- _Directions for this task_: In full and without error, repeat the entries below.

- _Dataset content_:
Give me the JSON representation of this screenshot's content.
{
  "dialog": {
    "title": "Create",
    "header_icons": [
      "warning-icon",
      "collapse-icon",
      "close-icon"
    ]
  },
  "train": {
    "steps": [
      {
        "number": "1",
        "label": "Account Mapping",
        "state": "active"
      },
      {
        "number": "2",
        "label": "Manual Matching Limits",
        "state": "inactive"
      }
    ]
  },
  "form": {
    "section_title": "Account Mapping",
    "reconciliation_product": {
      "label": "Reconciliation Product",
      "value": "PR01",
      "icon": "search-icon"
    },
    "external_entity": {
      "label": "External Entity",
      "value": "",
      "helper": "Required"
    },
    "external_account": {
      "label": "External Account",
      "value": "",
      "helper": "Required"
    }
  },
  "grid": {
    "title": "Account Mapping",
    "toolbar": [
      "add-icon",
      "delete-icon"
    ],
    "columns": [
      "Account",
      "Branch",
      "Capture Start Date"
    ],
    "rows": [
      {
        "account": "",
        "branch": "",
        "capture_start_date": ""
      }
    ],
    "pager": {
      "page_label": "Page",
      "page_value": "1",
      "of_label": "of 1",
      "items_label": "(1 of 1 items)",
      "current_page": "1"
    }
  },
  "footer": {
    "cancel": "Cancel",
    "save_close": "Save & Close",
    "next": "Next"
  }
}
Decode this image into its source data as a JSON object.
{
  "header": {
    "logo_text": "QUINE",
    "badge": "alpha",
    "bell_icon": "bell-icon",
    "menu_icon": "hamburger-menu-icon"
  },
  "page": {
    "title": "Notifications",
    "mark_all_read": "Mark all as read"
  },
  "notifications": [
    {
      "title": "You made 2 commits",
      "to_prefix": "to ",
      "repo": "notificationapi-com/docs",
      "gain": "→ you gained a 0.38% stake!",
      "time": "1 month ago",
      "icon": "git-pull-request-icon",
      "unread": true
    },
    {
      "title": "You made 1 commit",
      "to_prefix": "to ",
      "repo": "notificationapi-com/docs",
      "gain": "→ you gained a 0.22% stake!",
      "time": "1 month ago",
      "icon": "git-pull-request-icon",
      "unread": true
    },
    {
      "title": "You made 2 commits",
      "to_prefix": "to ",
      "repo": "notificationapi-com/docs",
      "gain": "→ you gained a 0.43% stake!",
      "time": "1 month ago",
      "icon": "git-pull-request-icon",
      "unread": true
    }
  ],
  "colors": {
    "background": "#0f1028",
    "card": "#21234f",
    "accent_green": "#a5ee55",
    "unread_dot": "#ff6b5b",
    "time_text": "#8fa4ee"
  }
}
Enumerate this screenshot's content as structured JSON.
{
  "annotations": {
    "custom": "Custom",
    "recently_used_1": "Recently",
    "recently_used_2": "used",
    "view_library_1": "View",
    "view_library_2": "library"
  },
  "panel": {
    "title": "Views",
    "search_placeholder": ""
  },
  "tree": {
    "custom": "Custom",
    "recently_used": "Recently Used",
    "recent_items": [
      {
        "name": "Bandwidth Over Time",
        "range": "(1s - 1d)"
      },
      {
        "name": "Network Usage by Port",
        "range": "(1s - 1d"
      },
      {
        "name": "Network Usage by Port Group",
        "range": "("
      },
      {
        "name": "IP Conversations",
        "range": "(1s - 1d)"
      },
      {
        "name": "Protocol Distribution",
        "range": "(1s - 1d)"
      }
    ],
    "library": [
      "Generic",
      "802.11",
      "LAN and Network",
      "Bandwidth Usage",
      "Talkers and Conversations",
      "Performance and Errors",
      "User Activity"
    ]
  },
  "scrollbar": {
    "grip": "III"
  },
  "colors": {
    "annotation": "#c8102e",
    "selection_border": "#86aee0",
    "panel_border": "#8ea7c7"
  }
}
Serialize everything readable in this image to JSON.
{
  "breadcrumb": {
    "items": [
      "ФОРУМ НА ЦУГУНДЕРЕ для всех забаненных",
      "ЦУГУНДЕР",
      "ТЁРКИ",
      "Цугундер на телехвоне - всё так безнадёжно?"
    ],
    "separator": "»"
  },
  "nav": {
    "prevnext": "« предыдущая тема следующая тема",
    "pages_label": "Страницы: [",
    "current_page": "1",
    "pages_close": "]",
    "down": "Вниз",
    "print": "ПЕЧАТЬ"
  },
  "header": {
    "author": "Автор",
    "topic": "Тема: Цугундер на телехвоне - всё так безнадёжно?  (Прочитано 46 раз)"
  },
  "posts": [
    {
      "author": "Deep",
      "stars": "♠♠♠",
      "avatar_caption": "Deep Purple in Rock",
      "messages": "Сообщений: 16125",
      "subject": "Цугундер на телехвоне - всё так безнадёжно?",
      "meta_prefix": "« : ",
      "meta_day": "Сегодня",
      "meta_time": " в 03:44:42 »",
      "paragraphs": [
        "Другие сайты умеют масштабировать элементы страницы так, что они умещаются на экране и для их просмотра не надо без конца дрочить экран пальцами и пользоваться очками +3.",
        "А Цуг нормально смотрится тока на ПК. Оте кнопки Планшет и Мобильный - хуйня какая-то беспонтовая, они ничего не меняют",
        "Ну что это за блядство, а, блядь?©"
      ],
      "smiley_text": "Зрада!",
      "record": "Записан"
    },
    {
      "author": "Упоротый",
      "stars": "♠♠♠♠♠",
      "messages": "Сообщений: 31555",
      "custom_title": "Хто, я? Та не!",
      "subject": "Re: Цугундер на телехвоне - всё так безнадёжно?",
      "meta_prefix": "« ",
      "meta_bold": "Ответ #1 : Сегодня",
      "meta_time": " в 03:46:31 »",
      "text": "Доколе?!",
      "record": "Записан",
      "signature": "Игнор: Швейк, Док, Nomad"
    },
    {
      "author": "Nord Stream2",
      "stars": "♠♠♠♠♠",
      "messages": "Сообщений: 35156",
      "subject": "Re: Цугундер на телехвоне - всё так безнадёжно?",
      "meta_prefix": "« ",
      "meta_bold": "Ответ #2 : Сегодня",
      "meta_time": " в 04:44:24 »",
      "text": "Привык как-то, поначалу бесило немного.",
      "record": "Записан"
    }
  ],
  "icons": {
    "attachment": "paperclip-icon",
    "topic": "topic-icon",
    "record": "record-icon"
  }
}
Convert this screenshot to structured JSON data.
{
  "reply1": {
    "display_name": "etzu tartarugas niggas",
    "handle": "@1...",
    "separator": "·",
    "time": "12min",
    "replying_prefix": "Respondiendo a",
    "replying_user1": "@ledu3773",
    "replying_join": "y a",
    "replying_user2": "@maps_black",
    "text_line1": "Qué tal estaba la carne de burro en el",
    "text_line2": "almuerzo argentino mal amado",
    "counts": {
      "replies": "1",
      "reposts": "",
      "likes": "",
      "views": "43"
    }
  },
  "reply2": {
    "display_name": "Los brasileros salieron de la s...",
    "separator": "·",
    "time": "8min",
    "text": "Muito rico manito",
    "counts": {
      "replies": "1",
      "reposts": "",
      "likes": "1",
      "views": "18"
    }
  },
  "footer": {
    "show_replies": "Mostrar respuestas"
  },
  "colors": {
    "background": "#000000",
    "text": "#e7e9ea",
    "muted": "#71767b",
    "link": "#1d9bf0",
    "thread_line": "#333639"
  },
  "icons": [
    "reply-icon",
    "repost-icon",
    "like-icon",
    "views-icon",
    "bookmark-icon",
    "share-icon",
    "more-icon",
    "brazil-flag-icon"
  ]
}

- _Result_:
Give me the JSON representation of this screenshot's content.
{
  "dialog": {
    "title": "Create",
    "header_icons": [
      "warning-icon",
      "collapse-icon",
      "close-icon"
    ]
  },
  "train": {
    "steps": [
      {
        "number": "1",
        "label": "Account Mapping",
        "state": "active"
      },
      {
        "number": "2",
        "label": "Manual Matching Limits",
        "state": "inactive"
      }
    ]
  },
  "form": {
    "section_title": "Account Mapping",
    "reconciliation_product": {
      "label": "Reconciliation Product",
      "value": "PR01",
      "icon": "search-icon"
    },
    "external_entity": {
      "label": "External Entity",
      "value": "",
      "helper": "Required"
    },
    "external_account": {
      "label": "External Account",
      "value": "",
      "helper": "Required"
    }
  },
  "grid": {
    "title": "Account Mapping",
    "toolbar": [
      "add-icon",
      "delete-icon"
    ],
    "columns": [
      "Account",
      "Branch",
      "Capture Start Date"
    ],
    "rows": [
      {
        "account": "",
        "branch": "",
        "capture_start_date": ""
      }
    ],
    "pager": {
      "page_label": "Page",
      "page_value": "1",
      "of_label": "of 1",
      "items_label": "(1 of 1 items)",
      "current_page": "1"
    }
  },
  "footer": {
    "cancel": "Cancel",
    "save_close": "Save & Close",
    "next": "Next"
  }
}
Decode this image into its source data as a JSON object.
{
  "header": {
    "logo_text": "QUINE",
    "badge": "alpha",
    "bell_icon": "bell-icon",
    "menu_icon": "hamburger-menu-icon"
  },
  "page": {
    "title": "Notifications",
    "mark_all_read": "Mark all as read"
  },
  "notifications": [
    {
      "title": "You made 2 commits",
      "to_prefix": "to ",
      "repo": "notificationapi-com/docs",
      "gain": "→ you gained a 0.38% stake!",
      "time": "1 month ago",
      "icon": "git-pull-request-icon",
      "unread": true
    },
    {
      "title": "You made 1 commit",
      "to_prefix": "to ",
      "repo": "notificationapi-com/docs",
      "gain": "→ you gained a 0.22% stake!",
      "time": "1 month ago",
      "icon": "git-pull-request-icon",
      "unread": true
    },
    {
      "title": "You made 2 commits",
      "to_prefix": "to ",
      "repo": "notificationapi-com/docs",
      "gain": "→ you gained a 0.43% stake!",
      "time": "1 month ago",
      "icon": "git-pull-request-icon",
      "unread": true
    }
  ],
  "colors": {
    "background": "#0f1028",
    "card": "#21234f",
    "accent_green": "#a5ee55",
    "unread_dot": "#ff6b5b",
    "time_text": "#8fa4ee"
  }
}
Enumerate this screenshot's content as structured JSON.
{
  "annotations": {
    "custom": "Custom",
    "recently_used_1": "Recently",
    "recently_used_2": "used",
    "view_library_1": "View",
    "view_library_2": "library"
  },
  "panel": {
    "title": "Views",
    "search_placeholder": ""
  },
  "tree": {
    "custom": "Custom",
    "recently_used": "Recently Used",
    "recent_items": [
      {
        "name": "Bandwidth Over Time",
        "range": "(1s - 1d)"
      },
      {
        "name": "Network Usage by Port",
        "range": "(1s - 1d"
      },
      {
        "name": "Network Usage by Port Group",
        "range": "("
      },
      {
        "name": "IP Conversations",
        "range": "(1s - 1d)"
      },
      {
        "name": "Protocol Distribution",
        "range": "(1s - 1d)"
      }
    ],
    "library": [
      "Generic",
      "802.11",
      "LAN and Network",
      "Bandwidth Usage",
      "Talkers and Conversations",
      "Performance and Errors",
      "User Activity"
    ]
  },
  "scrollbar": {
    "grip": "III"
  },
  "colors": {
    "annotation": "#c8102e",
    "selection_border": "#86aee0",
    "panel_border": "#8ea7c7"
  }
}
Serialize everything readable in this image to JSON.
{
  "breadcrumb": {
    "items": [
      "ФОРУМ НА ЦУГУНДЕРЕ для всех забаненных",
      "ЦУГУНДЕР",
      "ТЁРКИ",
      "Цугундер на телехвоне - всё так безнадёжно?"
    ],
    "separator": "»"
  },
  "nav": {
    "prevnext": "« предыдущая тема следующая тема",
    "pages_label": "Страницы: [",
    "current_page": "1",
    "pages_close": "]",
    "down": "Вниз",
    "print": "ПЕЧАТЬ"
  },
  "header": {
    "author": "Автор",
    "topic": "Тема: Цугундер на телехвоне - всё так безнадёжно?  (Прочитано 46 раз)"
  },
  "posts": [
    {
      "author": "Deep",
      "stars": "♠♠♠",
      "avatar_caption": "Deep Purple in Rock",
      "messages": "Сообщений: 16125",
      "subject": "Цугундер на телехвоне - всё так безнадёжно?",
      "meta_prefix": "« : ",
      "meta_day": "Сегодня",
      "meta_time": " в 03:44:42 »",
      "paragraphs": [
        "Другие сайты умеют масштабировать элементы страницы так, что они умещаются на экране и для их просмотра не надо без конца дрочить экран пальцами и пользоваться очками +3.",
        "А Цуг нормально смотрится тока на ПК. Оте кнопки Планшет и Мобильный - хуйня какая-то беспонтовая, они ничего не меняют",
        "Ну что это за блядство, а, блядь?©"
      ],
      "smiley_text": "Зрада!",
      "record": "Записан"
    },
    {
      "author": "Упоротый",
      "stars": "♠♠♠♠♠",
      "messages": "Сообщений: 31555",
      "custom_title": "Хто, я? Та не!",
      "subject": "Re: Цугундер на телехвоне - всё так безнадёжно?",
      "meta_prefix": "« ",
      "meta_bold": "Ответ #1 : Сегодня",
      "meta_time": " в 03:46:31 »",
      "text": "Доколе?!",
      "record": "Записан",
      "signature": "Игнор: Швейк, Док, Nomad"
    },
    {
      "author": "Nord Stream2",
      "stars": "♠♠♠♠♠",
      "messages": "Сообщений: 35156",
      "subject": "Re: Цугундер на телехвоне - всё так безнадёжно?",
      "meta_prefix": "« ",
      "meta_bold": "Ответ #2 : Сегодня",
      "meta_time": " в 04:44:24 »",
      "text": "Привык как-то, поначалу бесило немного.",
      "record": "Записан"
    }
  ],
  "icons": {
    "attachment": "paperclip-icon",
    "topic": "topic-icon",
    "record": "record-icon"
  }
}
Convert this screenshot to structured JSON data.
{
  "reply1": {
    "display_name": "etzu tartarugas niggas",
    "handle": "@1...",
    "separator": "·",
    "time": "12min",
    "replying_prefix": "Respondiendo a",
    "replying_user1": "@ledu3773",
    "replying_join": "y a",
    "replying_user2": "@maps_black",
    "text_line1": "Qué tal estaba la carne de burro en el",
    "text_line2": "almuerzo argentino mal amado",
    "counts": {
      "replies": "1",
      "reposts": "",
      "likes": "",
      "views": "43"
    }
  },
  "reply2": {
    "display_name": "Los brasileros salieron de la s...",
    "separator": "·",
    "time": "8min",
    "text": "Muito rico manito",
    "counts": {
      "replies": "1",
      "reposts": "",
      "likes": "1",
      "views": "18"
    }
  },
  "footer": {
    "show_replies": "Mostrar respuestas"
  },
  "colors": {
    "background": "#000000",
    "text": "#e7e9ea",
    "muted": "#71767b",
    "link": "#1d9bf0",
    "thread_line": "#333639"
  },
  "icons": [
    "reply-icon",
    "repost-icon",
    "like-icon",
    "views-icon",
    "bookmark-icon",
    "share-icon",
    "more-icon",
    "brazil-flag-icon"
  ]
}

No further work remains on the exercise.